This 1990 Mazda RX7 convertible fits that description. Somebody shit-canned its rotary engine for something that might have less finesse but is certainly capable of its intended mission.
It’s powered by a Chevrolet 350. Is there anything that has never been powered by a 350???
Moving back toward, but still a long way from, being as common as rain water is a somewhat challenged 1964 Chrysler 300 K, arguably the first of the Chrysler K-cars. Keeping with the rare theme, Ma Mopar made 3,022 of these.
No joking, but some 1980s era K-car derivatives were even more rare.
Perhaps equally challenged, and surprisingly more interesting, is this 1925 Studebaker Special 6. Outside of a bullet nose Studebaker in Colorado that has appeared everywhere (even on the Craigslist UK site), this is the first Studebaker I’ve found.
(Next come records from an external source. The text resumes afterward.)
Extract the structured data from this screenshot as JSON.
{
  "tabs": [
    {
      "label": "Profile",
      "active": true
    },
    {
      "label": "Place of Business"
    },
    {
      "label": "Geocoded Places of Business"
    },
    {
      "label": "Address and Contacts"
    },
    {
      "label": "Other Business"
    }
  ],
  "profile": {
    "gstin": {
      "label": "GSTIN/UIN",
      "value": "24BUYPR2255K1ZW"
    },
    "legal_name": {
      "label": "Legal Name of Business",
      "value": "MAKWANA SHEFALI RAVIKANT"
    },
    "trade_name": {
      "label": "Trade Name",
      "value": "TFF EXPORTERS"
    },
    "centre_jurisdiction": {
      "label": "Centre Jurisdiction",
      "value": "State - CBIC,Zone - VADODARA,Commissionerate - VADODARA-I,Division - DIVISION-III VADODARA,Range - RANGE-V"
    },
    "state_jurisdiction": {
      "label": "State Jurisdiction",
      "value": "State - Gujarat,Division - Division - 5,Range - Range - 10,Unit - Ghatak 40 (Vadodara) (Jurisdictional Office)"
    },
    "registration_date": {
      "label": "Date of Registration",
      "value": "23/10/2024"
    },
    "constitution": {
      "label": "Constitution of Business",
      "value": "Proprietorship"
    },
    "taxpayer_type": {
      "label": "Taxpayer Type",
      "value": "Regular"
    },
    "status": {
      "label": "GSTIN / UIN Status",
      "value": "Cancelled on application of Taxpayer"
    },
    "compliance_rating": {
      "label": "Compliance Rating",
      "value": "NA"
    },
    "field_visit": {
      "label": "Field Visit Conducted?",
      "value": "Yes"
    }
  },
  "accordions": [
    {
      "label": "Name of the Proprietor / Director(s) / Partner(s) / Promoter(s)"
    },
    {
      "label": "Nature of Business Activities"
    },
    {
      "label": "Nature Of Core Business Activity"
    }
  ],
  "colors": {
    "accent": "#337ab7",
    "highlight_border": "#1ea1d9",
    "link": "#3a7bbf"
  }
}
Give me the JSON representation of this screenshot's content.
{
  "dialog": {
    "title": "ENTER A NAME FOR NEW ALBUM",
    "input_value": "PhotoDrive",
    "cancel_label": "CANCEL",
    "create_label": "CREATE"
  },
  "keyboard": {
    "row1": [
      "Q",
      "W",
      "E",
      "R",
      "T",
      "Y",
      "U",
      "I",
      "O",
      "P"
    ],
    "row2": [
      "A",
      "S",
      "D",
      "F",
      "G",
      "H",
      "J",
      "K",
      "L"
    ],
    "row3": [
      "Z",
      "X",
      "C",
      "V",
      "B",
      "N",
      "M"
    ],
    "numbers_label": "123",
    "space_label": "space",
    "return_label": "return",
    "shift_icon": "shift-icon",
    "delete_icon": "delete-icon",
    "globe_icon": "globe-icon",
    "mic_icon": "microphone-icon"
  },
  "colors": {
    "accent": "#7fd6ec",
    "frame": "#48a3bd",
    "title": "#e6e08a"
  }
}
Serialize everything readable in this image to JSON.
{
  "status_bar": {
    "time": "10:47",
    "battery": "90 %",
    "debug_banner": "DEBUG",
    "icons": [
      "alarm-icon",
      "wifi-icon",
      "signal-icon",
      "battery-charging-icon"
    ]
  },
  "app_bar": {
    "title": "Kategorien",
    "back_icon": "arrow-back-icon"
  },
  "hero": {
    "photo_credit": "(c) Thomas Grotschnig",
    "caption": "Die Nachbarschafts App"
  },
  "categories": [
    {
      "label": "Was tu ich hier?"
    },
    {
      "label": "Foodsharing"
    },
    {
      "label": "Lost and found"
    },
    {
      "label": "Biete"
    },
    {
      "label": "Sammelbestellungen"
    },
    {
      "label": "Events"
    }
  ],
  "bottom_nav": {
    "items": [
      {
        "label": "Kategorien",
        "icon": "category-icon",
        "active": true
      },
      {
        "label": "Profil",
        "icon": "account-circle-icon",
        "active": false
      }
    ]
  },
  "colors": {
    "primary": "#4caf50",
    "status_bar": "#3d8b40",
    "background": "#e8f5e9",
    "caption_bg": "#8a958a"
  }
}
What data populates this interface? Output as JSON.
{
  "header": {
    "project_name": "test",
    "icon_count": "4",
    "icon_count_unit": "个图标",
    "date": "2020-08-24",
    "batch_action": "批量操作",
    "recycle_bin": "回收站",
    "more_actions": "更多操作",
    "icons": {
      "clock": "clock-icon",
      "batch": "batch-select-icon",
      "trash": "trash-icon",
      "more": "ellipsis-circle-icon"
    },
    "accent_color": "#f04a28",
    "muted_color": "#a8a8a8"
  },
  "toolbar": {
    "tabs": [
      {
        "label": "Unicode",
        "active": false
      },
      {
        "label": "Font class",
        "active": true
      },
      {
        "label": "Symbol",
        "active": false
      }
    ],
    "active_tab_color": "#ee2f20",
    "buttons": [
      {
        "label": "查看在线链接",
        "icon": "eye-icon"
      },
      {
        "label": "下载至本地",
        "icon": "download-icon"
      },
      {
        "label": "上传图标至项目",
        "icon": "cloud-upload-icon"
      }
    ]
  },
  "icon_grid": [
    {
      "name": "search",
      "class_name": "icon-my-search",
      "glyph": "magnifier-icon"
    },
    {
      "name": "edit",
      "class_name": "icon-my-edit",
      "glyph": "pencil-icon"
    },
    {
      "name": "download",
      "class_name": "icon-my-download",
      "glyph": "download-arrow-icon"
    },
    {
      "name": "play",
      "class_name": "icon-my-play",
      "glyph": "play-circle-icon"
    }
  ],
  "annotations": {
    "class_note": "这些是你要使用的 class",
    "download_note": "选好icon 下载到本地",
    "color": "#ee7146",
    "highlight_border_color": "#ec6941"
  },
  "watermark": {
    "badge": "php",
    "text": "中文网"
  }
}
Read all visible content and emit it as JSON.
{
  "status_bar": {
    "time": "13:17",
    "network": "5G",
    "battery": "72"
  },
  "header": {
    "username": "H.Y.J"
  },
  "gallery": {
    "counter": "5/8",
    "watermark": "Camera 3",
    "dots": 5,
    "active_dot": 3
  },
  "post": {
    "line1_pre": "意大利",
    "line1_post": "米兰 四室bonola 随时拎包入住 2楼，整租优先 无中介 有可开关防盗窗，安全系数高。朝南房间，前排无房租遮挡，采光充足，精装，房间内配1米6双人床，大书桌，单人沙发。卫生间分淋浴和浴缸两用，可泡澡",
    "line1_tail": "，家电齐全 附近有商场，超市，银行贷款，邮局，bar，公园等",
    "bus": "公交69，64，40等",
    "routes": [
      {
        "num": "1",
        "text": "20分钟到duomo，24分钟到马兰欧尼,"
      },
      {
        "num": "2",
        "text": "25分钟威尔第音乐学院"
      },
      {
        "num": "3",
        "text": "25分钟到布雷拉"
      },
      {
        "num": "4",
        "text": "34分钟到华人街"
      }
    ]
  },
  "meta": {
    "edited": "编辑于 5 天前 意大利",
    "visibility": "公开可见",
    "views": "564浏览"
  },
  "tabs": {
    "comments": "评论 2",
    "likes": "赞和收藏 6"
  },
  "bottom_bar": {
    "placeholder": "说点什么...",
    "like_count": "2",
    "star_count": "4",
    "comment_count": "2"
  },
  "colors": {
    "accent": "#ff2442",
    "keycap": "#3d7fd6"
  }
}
And it’s a good one too, not some run-of-the-mill Lark.
If the side seems generic, the front isn’t.
While it’s been called many things, the front of a ’58 Edsel isn’t generic, either. Advertised as still being on the road, this Edsel was simply too good to not include as it falls in line with my methodology – under $6500, older than 1990, unusual to see, actually located in the area, and preferably still on the road.
Long may she live.
Winning the award for Best Subliminal Messaging is this 1985 BMW 325e. Overall the car looks to be in reasonable to good condition with 160,000 miles. But this is the lead picture. It simply makes me think: If somebody doesn’t buy it, I’m shoving the S.O.B. into this lake.
But I’ve been wrong before.
One I’m fairly confident isn’t wrong is saying a 3/4 ton Jeep is a rarity. This is a 1980 J20, which the owner suspects was purchased new by the military.
Likely a car not purchased new by the military is this 1976 Pontiac Can Am. While I’m not a fan of many of GM’s Colonnade cars, this one really turns my crank in a good way.
Sadly, it really looks like a New England car. While production was meager, at least most parts interchanged with the LeMans which is beneficial as this one needs a lot of love. This had been a great looking car.
This last car puts us at finding one in three cities out of four.
1986 Merkur XR4TI, anyone? This one is the best looking one yet.
Boston has definitely been the most eclectic, so perhaps I need to aim for a bigger city and one down south so rust isn’t an issue. What do you think – Dallas, Houston, or Atlanta?